#### EXTRACTED INFORMATION

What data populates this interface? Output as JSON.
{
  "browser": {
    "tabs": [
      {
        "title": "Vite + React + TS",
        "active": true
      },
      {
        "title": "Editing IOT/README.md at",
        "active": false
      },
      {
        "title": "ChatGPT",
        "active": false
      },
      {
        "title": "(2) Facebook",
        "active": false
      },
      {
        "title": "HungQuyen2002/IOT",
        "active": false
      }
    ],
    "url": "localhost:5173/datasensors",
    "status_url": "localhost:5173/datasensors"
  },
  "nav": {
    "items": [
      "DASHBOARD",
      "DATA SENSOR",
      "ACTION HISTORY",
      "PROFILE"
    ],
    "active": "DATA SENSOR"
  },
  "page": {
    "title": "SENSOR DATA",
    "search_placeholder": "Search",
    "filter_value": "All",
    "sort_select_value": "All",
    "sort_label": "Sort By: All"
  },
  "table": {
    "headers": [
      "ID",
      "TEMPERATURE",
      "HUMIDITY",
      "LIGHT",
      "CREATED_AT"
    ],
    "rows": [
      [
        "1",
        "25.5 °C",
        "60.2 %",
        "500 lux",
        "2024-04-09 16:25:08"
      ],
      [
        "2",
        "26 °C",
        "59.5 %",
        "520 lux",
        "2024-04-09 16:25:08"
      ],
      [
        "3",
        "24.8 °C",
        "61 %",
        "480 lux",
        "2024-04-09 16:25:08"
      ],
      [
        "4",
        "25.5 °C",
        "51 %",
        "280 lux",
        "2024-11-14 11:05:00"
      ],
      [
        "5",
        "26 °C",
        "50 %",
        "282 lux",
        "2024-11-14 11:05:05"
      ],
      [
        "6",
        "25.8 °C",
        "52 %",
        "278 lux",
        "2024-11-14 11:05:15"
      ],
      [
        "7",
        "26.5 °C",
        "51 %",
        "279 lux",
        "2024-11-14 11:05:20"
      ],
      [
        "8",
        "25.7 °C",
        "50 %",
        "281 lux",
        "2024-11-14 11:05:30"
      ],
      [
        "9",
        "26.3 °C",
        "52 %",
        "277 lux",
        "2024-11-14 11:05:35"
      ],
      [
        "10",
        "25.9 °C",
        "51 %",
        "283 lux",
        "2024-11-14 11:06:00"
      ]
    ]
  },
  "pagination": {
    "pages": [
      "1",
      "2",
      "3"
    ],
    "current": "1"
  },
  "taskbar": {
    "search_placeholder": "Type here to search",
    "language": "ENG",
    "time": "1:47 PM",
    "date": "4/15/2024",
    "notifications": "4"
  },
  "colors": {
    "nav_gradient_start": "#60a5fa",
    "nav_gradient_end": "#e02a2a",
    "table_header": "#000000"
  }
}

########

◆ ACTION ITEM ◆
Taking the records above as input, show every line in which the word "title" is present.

◆ RESPONSE TO THE TASK ◆
        "title": "Vite + React + TS",
        "title": "Editing IOT/README.md at",
        "title": "ChatGPT",
        "title": "(2) Facebook",
        "title": "HungQuyen2002/IOT",
    "title": "SENSOR DATA",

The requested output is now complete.